A common occurrence you should know about
The thyroid is a large, butterflyshaped gland located at the front part of the neck in the midline. It usually drapes over the windpipe and mostly sits above the collarbone and below the Adam’s apple. It produces and stores a vital hormone that has wide-ranging metabolic effects in the body. Thyroid nodules are abnormal growths that develop within, but separate from, the normal surrounding thyroid gland tissue. At present, it is unclear why most thyroid nodules develop. However, certain inflammatory conditions of the thyroid and iodine deficiency are two ailments that may predispose an individual to the development of a nodule.
Thyroid nodules are quite common.
According to the American Thyroid Association, it is estimated that roughly half of the general population will develop at least one thyroid nodule by age 60. Nodules can be identified via physical examination or by imaging (e.g., ultrasound). Most thyroid nodules will not produce any symptoms initially. Symptoms usually develop once the nodule gets large enough to push on other structures in the neck including the esophagus (causing swallowing difficulty) or the windpipe (causing breathing problems). At this point, the nodule would likely be large enough to be observed through the neck. Changes in the voice are also of some concern because that may suggest that the nodule is not benign (not noncancerous).
The primary question, once a thyroid nodule is detected, is whether that nodule harbors malignancy. Fortunately, approximately 90-95 percent of thyroid nodules are noncancerous. When a thyroid nodule is being evaluated, it is important to look for risk factors that may be associated with an increased possibility of a thyroid cancer. Such risk factors include the following: age (people younger than 20 or older than 60 are more likely to have cancerous nodules), size (nodules greater than four centimeters are more suspicious), rapid growth of the nodule, enlarged lymph nodes in the neck, and associated breathing, swallowing or voicing difficulties. Prior radiation exposure to the neck and having a first-degree relative with thyroid cancer are also potential red flags.
Once a thyroid nodule is detected on physical examination, the next step is to obtain imaging. There are many types of X-rays that can evaluate a thyroid nodule. The preferred modality, however, is ultrasound, which offers very useful information on the size and number of thyroid nodules. It can also offer some clues as to whether the nodule may be cancerous depending on certain ultrasound characteristics. Thyroid function blood work is also a key component of the workup. A misconception I have frequently encountered in my practice is the thought that normal thyroid function equates to a normal thyroid without any cancer. It is important to understand that thyroid function tests only provide information on whether the amount of hormone the thyroid is producing is adequate. It does not, however, offer any insight as to whether or not there are cancerous cells within a nodule. In fact, it is not unusual to find normal thyroid function in the setting of thyroid cancer.
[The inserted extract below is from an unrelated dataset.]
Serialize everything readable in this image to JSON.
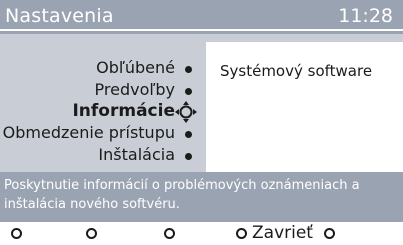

Further evaluation of the thyroid nodule is directed by the results of the ultrasound and thyroid function testing. For nodules over 1-1.5 centimeters in size, a minimally invasive technique called fine needle aspiration (FNA) may be offered. This involves inserting a very small needle directly into the nodule, drawing cells out from the nodule and placing them on a microscope slide. The slides are then sent to a medical pathologist for evaluation. In some instances, ultrasound is used to guide the needle into the nodule. Studies have demonstrated that ultrasound guidance increases the diagnostic yield of FNA in some cases.
After obtaining an FNA result, I usually bring the patient back to my office to discuss the findings and my recommendations. An important concept to understand is that while FNA is extremely reliable, it is by no means foolproof. If the FNA result suggests that the nodule is benign, and the patient is without obvious clinical risk factors for malignancy, it is usually reasonable to simply observe the nodule with serial ultrasound examinations. If the nodule is not changing in size or character over time, one can be more confident in the benign result suggested by the FNA. In some cases, the FNA result falls into the indeterminate category, at which time a diagnostic thyroid surgery may be offered in order to obtain a firm diagnosis. If the FNA result suggests a malignancy, further evaluation is usually recommended with surgical removal of the entire thyroid being the definitive treatment option in many cases.
In summary, thyroid nodules are a common finding. Fortunately, most nodules cause no significant symptoms and do not represent thyroid cancer. Of note, January is Thyroid Awareness Month, which makes for an appropriate time to see your ENT for evaluation if you have a suspected thyroid nodule.
Dr. Chuka Ifeanyi is an ear, nose and throat specialist at Highland Clinic. Dr. Ifeanyi specializes in the diagnosis and treatment of disorders affecting the ear, nose, throat, and the head and neck of both children and adults. He is accepting new patients and can be reached at (318) 798-4440; located at 1455 East Bert Kouns Industrial Loop, Suite 206, Shreveport, LA 71105. Visit http://www. highlandclinic.com/staff/chuka-v-ifeanyi-m-d for more information.